### ASSIGNED TASK
Please repeat each line below exactly, with no images in the copy.

[SUPPLIED DATA Boundary: Start]

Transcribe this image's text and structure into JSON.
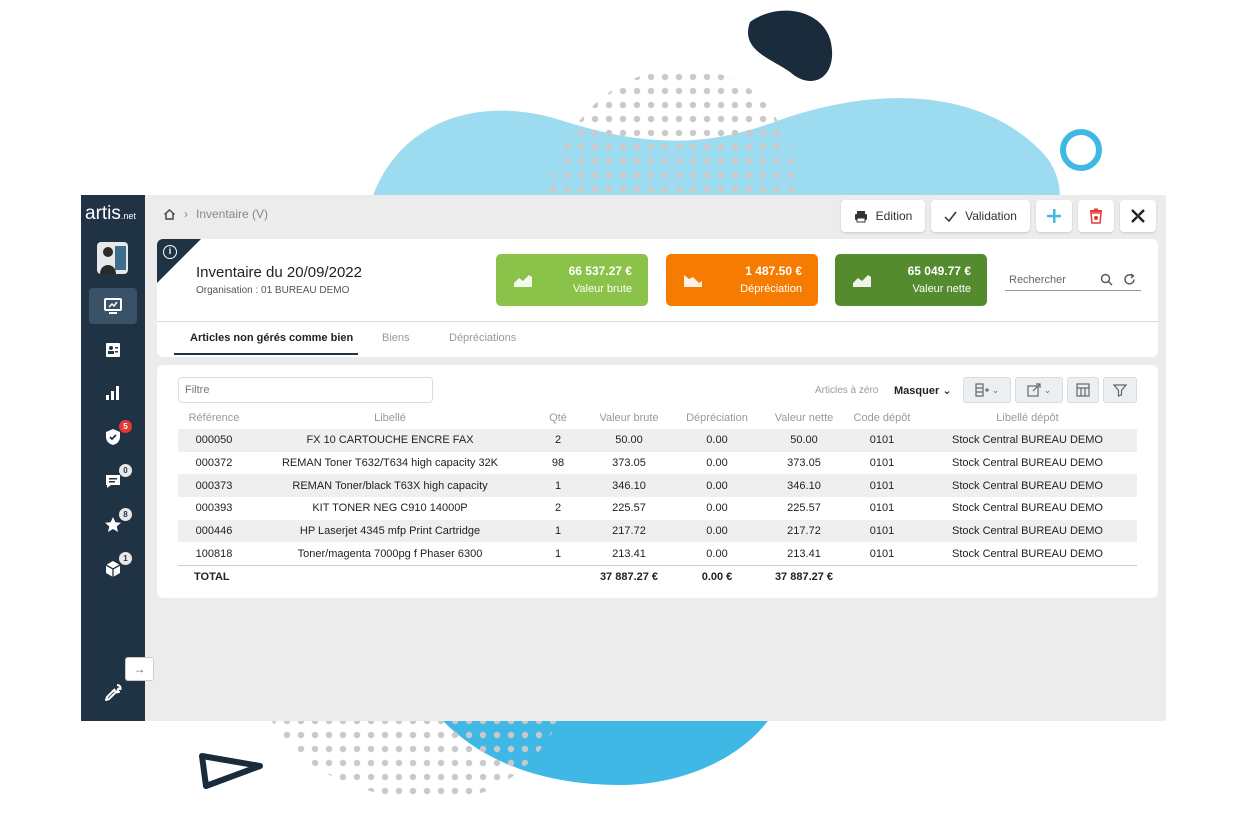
{
  "sidebar": {
    "logo_main": "artis",
    "logo_suffix": ".net",
    "items": [
      {
        "icon": "monitor-icon",
        "active": true
      },
      {
        "icon": "contact-card-icon"
      },
      {
        "icon": "bar-chart-icon"
      },
      {
        "icon": "shield-check-icon",
        "badge": "5",
        "badge_color": "#e53935"
      },
      {
        "icon": "chat-icon",
        "badge": "0"
      },
      {
        "icon": "star-icon",
        "badge": "8"
      },
      {
        "icon": "cube-icon",
        "badge": "1"
      },
      {
        "icon": "wrench-icon"
      }
    ]
  },
  "breadcrumb": {
    "current": "Inventaire (V)"
  },
  "toolbar": {
    "edition_label": "Edition",
    "validation_label": "Validation"
  },
  "header": {
    "title": "Inventaire du 20/09/2022",
    "organisation": "Organisation : 01 BUREAU DEMO",
    "search_placeholder": "Rechercher"
  },
  "kpis": [
    {
      "amount": "66 537.27 €",
      "label": "Valeur brute",
      "color": "#8bc34a"
    },
    {
      "amount": "1 487.50 €",
      "label": "Dépréciation",
      "color": "#f57c00"
    },
    {
      "amount": "65 049.77 €",
      "label": "Valeur nette",
      "color": "#558b2f"
    }
  ],
  "tabs": [
    "Articles non gérés comme bien",
    "Biens",
    "Dépréciations"
  ],
  "table": {
    "filter_placeholder": "Filtre",
    "articles_zero": "Articles à zéro",
    "masquer": "Masquer",
    "columns": [
      "Référence",
      "Libellé",
      "Qté",
      "Valeur brute",
      "Dépréciation",
      "Valeur nette",
      "Code dépôt",
      "Libellé dépôt"
    ],
    "rows": [
      [
        "000050",
        "FX 10 CARTOUCHE ENCRE FAX",
        "2",
        "50.00",
        "0.00",
        "50.00",
        "0101",
        "Stock Central BUREAU DEMO"
      ],
      [
        "000372",
        "REMAN Toner T632/T634 high capacity 32K",
        "98",
        "373.05",
        "0.00",
        "373.05",
        "0101",
        "Stock Central BUREAU DEMO"
      ],
      [
        "000373",
        "REMAN Toner/black T63X high capacity",
        "1",
        "346.10",
        "0.00",
        "346.10",
        "0101",
        "Stock Central BUREAU DEMO"
      ],
      [
        "000393",
        "KIT TONER NEG C910 14000P",
        "2",
        "225.57",
        "0.00",
        "225.57",
        "0101",
        "Stock Central BUREAU DEMO"
      ],
      [
        "000446",
        "HP Laserjet 4345 mfp Print Cartridge",
        "1",
        "217.72",
        "0.00",
        "217.72",
        "0101",
        "Stock Central BUREAU DEMO"
      ],
      [
        "100818",
        "Toner/magenta 7000pg f Phaser 6300",
        "1",
        "213.41",
        "0.00",
        "213.41",
        "0101",
        "Stock Central BUREAU DEMO"
      ]
    ],
    "total": {
      "label": "TOTAL",
      "valeur_brute": "37 887.27 €",
      "depreciation": "0.00 €",
      "valeur_nette": "37 887.27 €"
    }
  },
  "colors": {
    "sidebar": "#1f3345",
    "blob_light": "#9ddcf0",
    "blob_mid": "#3fb8e6",
    "navy": "#1a2b3c"
  }
}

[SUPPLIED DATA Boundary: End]

### EXERCISE RESULT
Transcribe this image's text and structure into JSON.
{
  "sidebar": {
    "logo_main": "artis",
    "logo_suffix": ".net",
    "items": [
      {
        "icon": "monitor-icon",
        "active": true
      },
      {
        "icon": "contact-card-icon"
      },
      {
        "icon": "bar-chart-icon"
      },
      {
        "icon": "shield-check-icon",
        "badge": "5",
        "badge_color": "#e53935"
      },
      {
        "icon": "chat-icon",
        "badge": "0"
      },
      {
        "icon": "star-icon",
        "badge": "8"
      },
      {
        "icon": "cube-icon",
        "badge": "1"
      },
      {
        "icon": "wrench-icon"
      }
    ]
  },
  "breadcrumb": {
    "current": "Inventaire (V)"
  },
  "toolbar": {
    "edition_label": "Edition",
    "validation_label": "Validation"
  },
  "header": {
    "title": "Inventaire du 20/09/2022",
    "organisation": "Organisation : 01 BUREAU DEMO",
    "search_placeholder": "Rechercher"
  },
  "kpis": [
    {
      "amount": "66 537.27 €",
      "label": "Valeur brute",
      "color": "#8bc34a"
    },
    {
      "amount": "1 487.50 €",
      "label": "Dépréciation",
      "color": "#f57c00"
    },
    {
      "amount": "65 049.77 €",
      "label": "Valeur nette",
      "color": "#558b2f"
    }
  ],
  "tabs": [
    "Articles non gérés comme bien",
    "Biens",
    "Dépréciations"
  ],
  "table": {
    "filter_placeholder": "Filtre",
    "articles_zero": "Articles à zéro",
    "masquer": "Masquer",
    "columns": [
      "Référence",
      "Libellé",
      "Qté",
      "Valeur brute",
      "Dépréciation",
      "Valeur nette",
      "Code dépôt",
      "Libellé dépôt"
    ],
    "rows": [
      [
        "000050",
        "FX 10 CARTOUCHE ENCRE FAX",
        "2",
        "50.00",
        "0.00",
        "50.00",
        "0101",
        "Stock Central BUREAU DEMO"
      ],
      [
        "000372",
        "REMAN Toner T632/T634 high capacity 32K",
        "98",
        "373.05",
        "0.00",
        "373.05",
        "0101",
        "Stock Central BUREAU DEMO"
      ],
      [
        "000373",
        "REMAN Toner/black T63X high capacity",
        "1",
        "346.10",
        "0.00",
        "346.10",
        "0101",
        "Stock Central BUREAU DEMO"
      ],
      [
        "000393",
        "KIT TONER NEG C910 14000P",
        "2",
        "225.57",
        "0.00",
        "225.57",
        "0101",
        "Stock Central BUREAU DEMO"
      ],
      [
        "000446",
        "HP Laserjet 4345 mfp Print Cartridge",
        "1",
        "217.72",
        "0.00",
        "217.72",
        "0101",
        "Stock Central BUREAU DEMO"
      ],
      [
        "100818",
        "Toner/magenta 7000pg f Phaser 6300",
        "1",
        "213.41",
        "0.00",
        "213.41",
        "0101",
        "Stock Central BUREAU DEMO"
      ]
    ],
    "total": {
      "label": "TOTAL",
      "valeur_brute": "37 887.27 €",
      "depreciation": "0.00 €",
      "valeur_nette": "37 887.27 €"
    }
  },
  "colors": {
    "sidebar": "#1f3345",
    "blob_light": "#9ddcf0",
    "blob_mid": "#3fb8e6",
    "navy": "#1a2b3c"
  }
}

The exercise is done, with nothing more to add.